- **DATA EXTRACTS**:
*** Begin section ***
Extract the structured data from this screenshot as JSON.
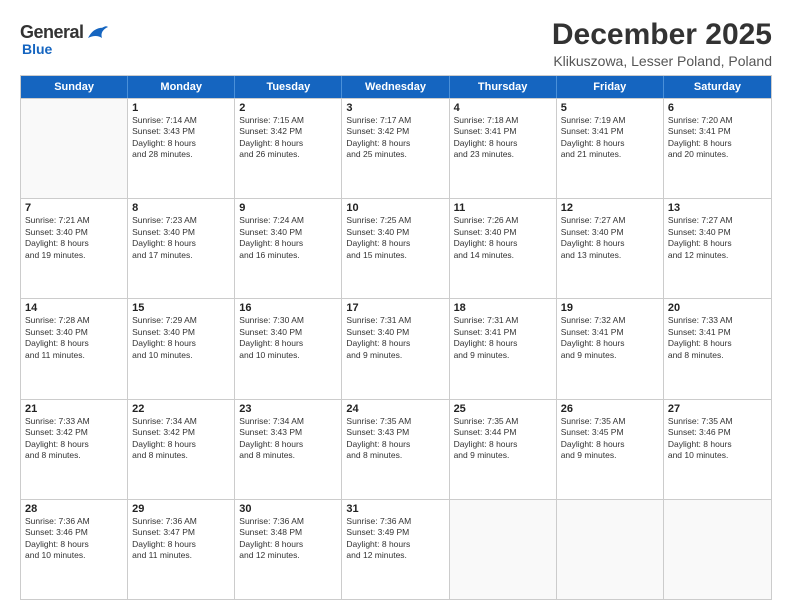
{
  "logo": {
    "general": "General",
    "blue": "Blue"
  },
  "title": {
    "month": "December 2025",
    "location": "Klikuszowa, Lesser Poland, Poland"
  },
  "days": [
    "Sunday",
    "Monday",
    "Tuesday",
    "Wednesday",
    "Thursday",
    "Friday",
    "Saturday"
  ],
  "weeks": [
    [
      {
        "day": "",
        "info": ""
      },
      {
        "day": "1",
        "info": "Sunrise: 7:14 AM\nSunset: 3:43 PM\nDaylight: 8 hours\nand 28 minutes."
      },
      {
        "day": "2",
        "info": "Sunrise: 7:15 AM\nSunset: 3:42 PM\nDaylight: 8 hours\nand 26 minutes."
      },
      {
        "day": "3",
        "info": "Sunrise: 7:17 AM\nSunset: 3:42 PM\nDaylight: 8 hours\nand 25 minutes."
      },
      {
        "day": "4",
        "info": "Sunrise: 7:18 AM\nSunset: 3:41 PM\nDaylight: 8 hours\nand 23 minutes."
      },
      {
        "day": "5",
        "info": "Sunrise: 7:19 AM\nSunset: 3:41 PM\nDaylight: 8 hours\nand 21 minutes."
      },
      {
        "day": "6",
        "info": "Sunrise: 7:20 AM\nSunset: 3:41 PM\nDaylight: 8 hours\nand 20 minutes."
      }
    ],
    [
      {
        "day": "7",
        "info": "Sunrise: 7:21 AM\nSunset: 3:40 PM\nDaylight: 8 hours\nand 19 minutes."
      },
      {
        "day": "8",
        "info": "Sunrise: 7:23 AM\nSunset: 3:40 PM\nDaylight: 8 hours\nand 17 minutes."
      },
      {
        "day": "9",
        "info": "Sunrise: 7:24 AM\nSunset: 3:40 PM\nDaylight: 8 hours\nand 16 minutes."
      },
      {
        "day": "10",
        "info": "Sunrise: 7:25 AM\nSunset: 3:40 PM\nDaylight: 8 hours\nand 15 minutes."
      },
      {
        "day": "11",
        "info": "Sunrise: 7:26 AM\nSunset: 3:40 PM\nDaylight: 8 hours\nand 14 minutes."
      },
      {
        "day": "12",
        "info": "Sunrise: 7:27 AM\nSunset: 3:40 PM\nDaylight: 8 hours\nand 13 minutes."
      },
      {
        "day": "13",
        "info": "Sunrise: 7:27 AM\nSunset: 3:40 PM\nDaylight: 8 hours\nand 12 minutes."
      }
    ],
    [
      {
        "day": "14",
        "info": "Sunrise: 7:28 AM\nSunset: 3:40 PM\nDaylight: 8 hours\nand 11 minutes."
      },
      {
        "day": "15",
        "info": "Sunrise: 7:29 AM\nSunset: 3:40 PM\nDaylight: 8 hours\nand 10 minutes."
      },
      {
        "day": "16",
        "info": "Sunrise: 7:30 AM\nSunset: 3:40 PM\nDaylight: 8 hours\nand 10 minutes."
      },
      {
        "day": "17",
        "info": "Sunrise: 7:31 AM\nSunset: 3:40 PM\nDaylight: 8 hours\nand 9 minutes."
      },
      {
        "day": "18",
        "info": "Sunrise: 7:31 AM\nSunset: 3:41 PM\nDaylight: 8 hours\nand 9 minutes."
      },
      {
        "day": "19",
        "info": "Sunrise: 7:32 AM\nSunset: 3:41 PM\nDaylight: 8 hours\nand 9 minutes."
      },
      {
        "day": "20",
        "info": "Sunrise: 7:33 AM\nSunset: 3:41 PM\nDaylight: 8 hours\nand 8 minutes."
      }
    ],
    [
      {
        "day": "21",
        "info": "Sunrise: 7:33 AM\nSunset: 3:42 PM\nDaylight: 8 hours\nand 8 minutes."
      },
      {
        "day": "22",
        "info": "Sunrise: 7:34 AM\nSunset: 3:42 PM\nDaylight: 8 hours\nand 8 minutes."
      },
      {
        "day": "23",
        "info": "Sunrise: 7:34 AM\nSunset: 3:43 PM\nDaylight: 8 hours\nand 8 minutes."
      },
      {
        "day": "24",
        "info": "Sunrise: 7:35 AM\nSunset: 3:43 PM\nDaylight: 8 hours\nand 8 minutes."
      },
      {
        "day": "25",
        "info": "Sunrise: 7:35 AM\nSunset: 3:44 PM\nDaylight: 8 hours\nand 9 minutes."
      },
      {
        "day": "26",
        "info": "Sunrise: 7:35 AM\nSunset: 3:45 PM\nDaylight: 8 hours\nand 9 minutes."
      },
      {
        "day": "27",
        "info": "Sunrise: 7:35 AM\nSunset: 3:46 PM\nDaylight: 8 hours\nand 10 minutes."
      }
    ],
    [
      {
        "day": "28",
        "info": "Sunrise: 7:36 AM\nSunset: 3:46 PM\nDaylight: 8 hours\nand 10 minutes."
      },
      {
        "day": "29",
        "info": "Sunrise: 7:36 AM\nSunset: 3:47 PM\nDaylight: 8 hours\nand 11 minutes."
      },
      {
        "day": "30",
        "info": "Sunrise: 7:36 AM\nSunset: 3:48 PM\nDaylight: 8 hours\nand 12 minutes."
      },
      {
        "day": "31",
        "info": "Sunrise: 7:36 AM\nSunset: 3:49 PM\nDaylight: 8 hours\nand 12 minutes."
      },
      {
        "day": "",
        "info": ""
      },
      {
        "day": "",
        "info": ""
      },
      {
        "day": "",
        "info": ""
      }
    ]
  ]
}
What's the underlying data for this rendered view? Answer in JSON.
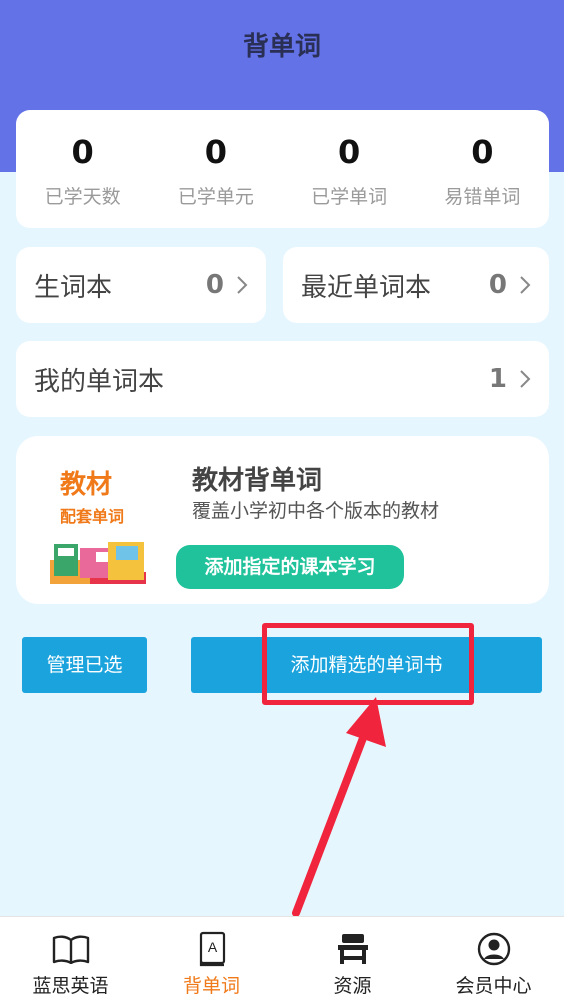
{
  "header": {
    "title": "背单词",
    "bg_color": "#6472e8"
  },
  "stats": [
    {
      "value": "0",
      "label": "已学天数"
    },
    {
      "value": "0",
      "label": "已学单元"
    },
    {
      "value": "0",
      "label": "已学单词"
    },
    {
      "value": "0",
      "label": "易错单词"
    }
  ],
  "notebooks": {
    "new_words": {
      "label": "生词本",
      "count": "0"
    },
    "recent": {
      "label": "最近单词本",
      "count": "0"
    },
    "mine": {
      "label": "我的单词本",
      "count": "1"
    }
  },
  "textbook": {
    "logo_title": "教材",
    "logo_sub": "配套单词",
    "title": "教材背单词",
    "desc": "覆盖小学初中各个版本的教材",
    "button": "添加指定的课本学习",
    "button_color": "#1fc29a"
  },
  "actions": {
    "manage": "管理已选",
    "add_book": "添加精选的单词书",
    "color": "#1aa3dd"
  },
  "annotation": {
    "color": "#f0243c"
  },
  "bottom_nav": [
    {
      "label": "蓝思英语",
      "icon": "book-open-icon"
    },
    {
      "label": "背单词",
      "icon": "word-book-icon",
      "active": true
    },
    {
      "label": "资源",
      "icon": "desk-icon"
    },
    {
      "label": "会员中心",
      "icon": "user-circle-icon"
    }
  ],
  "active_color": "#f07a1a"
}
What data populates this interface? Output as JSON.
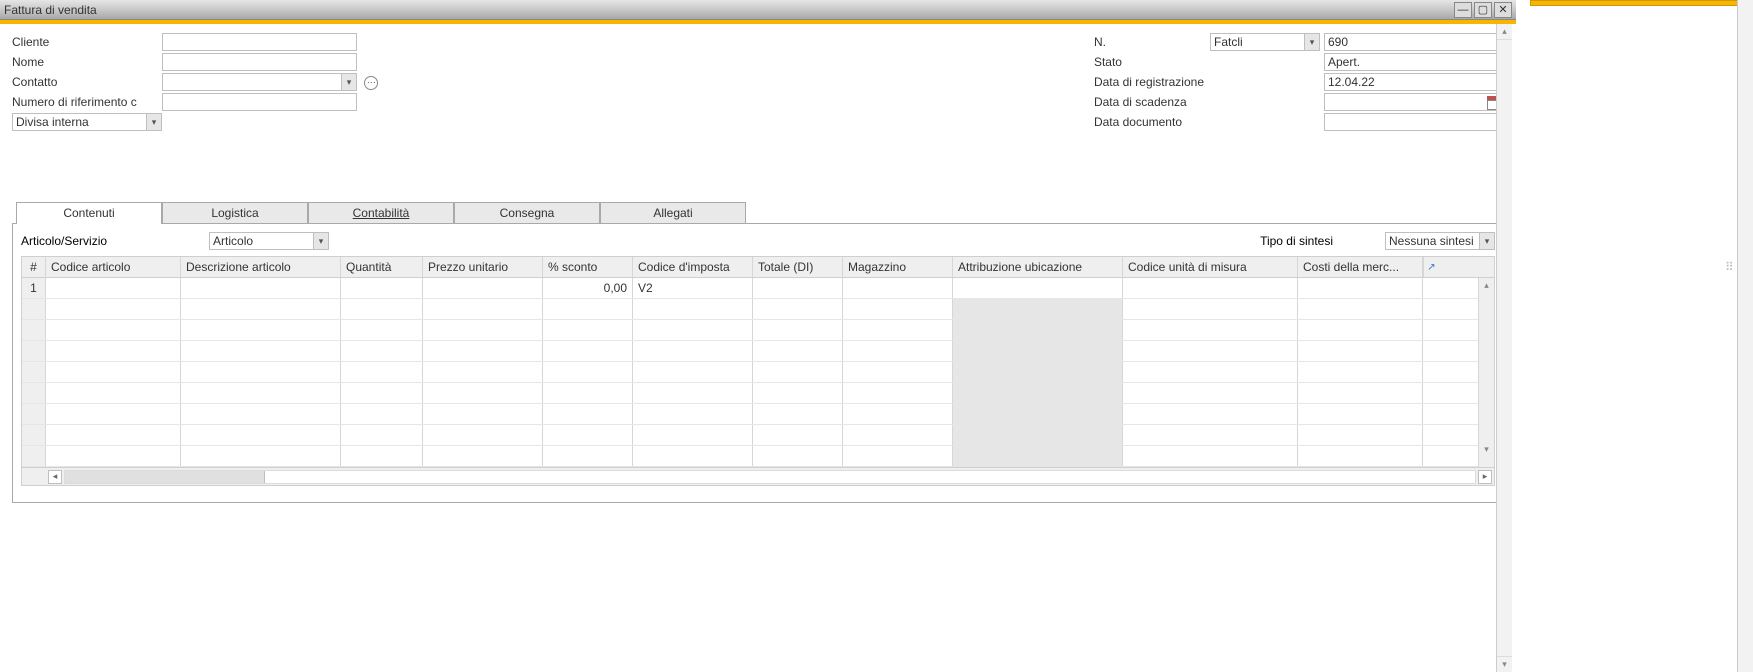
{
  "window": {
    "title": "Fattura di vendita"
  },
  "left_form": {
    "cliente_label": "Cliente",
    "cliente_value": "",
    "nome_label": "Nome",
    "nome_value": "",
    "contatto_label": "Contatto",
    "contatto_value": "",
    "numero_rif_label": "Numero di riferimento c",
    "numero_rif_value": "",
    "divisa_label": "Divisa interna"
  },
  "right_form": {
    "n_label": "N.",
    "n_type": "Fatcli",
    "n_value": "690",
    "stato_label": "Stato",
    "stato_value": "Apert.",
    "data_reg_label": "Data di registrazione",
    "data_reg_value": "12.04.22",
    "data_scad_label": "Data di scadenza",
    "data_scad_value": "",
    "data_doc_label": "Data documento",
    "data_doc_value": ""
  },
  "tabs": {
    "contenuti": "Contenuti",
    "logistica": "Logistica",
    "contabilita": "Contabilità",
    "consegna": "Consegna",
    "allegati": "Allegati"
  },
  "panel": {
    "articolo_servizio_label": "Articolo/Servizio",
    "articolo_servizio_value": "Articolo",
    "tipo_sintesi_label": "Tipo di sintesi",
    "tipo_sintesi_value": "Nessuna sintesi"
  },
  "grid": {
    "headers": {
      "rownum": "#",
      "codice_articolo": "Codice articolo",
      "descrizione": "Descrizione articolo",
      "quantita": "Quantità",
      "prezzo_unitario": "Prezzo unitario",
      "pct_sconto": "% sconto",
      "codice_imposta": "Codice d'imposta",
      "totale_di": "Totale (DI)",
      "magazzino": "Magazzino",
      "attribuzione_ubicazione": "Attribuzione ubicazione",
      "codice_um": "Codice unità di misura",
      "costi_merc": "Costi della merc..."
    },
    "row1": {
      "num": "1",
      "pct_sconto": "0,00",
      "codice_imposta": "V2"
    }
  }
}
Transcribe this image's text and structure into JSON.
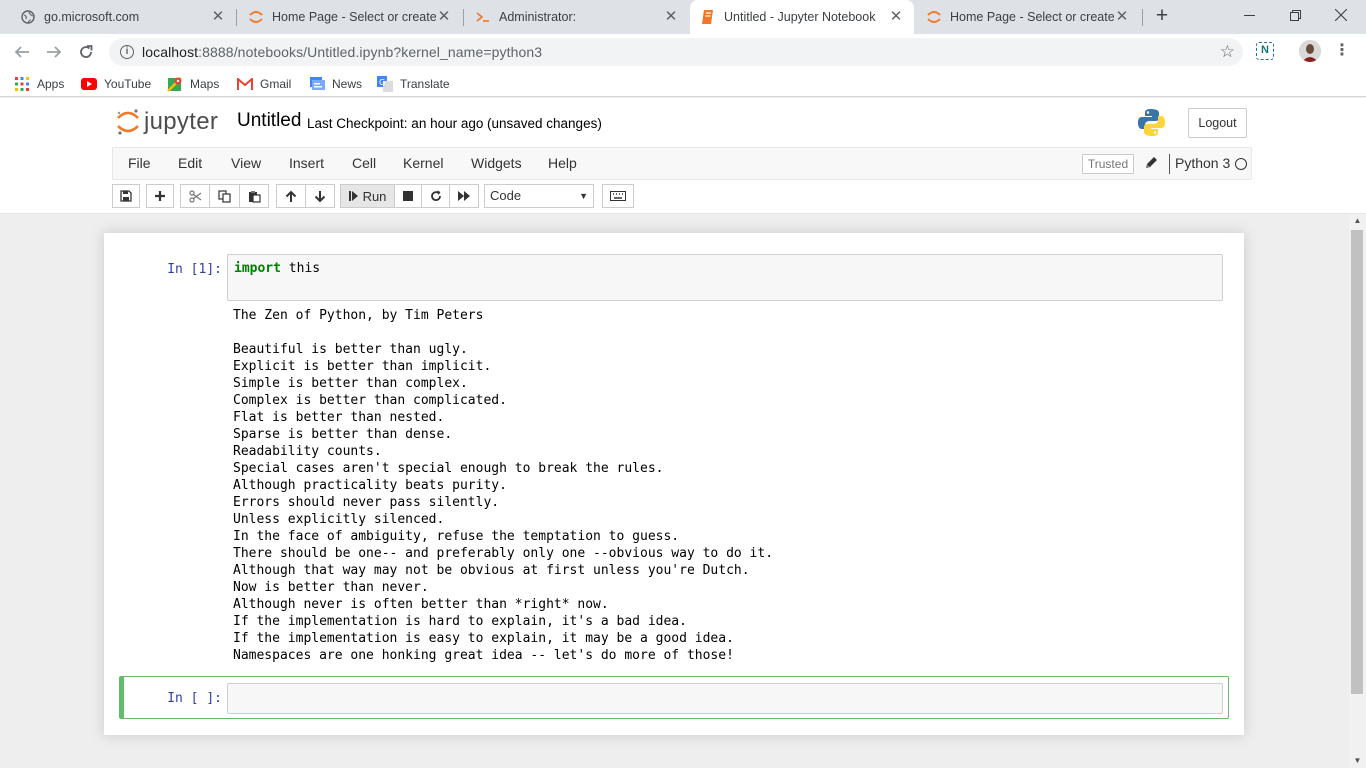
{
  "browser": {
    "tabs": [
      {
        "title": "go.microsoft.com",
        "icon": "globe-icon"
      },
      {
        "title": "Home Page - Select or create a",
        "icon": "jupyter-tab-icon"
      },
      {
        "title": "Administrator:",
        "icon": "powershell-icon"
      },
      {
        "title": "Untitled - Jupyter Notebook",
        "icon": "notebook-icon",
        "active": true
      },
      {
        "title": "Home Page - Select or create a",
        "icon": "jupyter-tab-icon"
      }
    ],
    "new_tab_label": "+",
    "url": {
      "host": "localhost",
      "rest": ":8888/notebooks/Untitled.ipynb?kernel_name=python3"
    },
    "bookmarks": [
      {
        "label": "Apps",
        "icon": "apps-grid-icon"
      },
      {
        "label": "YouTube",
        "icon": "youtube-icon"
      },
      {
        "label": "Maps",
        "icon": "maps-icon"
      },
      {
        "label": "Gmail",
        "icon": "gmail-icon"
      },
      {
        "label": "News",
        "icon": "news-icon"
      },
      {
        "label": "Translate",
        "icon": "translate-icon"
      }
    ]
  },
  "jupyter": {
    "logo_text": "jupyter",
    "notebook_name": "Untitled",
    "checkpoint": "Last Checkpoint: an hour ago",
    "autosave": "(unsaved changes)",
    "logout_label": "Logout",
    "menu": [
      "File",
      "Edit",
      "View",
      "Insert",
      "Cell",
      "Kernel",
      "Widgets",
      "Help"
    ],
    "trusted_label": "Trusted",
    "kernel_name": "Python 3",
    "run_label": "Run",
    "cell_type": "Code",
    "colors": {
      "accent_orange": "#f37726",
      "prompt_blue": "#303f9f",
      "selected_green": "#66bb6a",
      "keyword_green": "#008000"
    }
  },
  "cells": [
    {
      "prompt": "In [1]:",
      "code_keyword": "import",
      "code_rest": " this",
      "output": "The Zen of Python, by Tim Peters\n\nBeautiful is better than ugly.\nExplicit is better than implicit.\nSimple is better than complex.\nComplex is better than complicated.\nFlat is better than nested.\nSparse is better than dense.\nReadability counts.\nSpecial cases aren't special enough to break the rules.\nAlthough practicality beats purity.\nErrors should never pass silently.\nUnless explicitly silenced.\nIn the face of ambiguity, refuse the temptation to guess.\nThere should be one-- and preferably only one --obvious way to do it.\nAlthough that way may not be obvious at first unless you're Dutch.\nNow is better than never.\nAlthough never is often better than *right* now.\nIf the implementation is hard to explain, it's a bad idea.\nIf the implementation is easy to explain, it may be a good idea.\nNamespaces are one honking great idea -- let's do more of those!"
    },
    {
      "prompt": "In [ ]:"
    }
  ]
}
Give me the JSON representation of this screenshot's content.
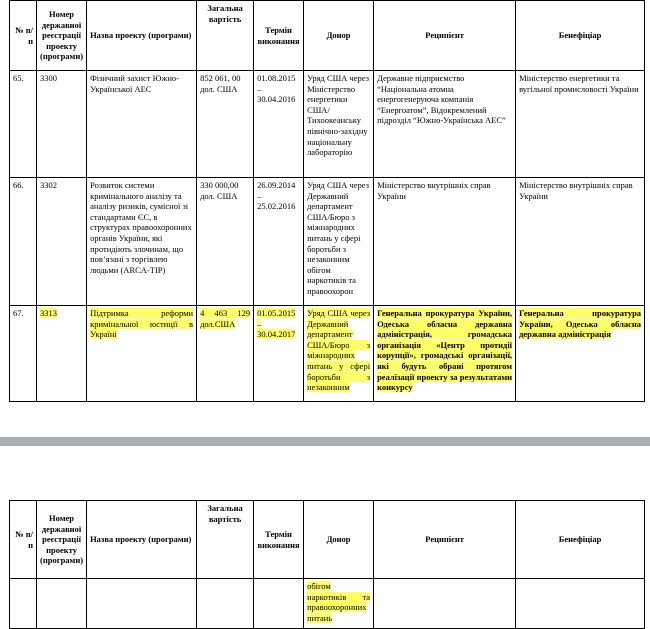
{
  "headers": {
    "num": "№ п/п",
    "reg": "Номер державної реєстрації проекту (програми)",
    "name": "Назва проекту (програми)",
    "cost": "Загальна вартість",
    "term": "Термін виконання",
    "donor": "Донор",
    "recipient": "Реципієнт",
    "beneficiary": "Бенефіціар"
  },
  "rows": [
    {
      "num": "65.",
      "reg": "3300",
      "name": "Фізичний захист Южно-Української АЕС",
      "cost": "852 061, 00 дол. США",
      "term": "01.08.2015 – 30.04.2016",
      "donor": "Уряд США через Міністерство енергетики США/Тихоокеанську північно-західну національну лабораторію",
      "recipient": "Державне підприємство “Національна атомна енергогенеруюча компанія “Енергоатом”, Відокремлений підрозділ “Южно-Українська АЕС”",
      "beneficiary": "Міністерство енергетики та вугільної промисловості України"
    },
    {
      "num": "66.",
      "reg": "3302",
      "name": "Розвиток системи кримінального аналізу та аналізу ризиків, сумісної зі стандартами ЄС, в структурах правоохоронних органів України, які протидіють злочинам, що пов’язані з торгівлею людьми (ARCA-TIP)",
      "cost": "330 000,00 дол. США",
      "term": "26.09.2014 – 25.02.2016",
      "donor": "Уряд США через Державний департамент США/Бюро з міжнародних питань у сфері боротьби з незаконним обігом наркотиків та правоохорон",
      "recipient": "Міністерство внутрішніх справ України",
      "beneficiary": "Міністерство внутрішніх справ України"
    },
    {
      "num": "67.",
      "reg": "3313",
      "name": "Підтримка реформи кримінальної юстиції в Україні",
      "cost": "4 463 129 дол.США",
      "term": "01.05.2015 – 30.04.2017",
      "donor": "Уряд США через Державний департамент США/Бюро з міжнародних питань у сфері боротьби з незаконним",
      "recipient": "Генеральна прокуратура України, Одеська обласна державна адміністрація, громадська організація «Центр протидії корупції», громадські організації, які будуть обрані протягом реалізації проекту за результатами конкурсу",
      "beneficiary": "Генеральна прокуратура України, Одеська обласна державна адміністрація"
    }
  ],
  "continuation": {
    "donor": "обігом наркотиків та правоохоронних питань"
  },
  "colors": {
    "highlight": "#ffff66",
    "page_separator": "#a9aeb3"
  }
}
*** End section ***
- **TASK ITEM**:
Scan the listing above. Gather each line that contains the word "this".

- **SOLUTION BELOW**:
Extract the structured data from this screenshot as JSON.
What's the underlying data for this rendered view? Answer in JSON.
What data populates this interface? Output as JSON.
Transcribe this image's text and structure into JSON.
      "code_rest": " this",
Give me the JSON representation of this screenshot's content.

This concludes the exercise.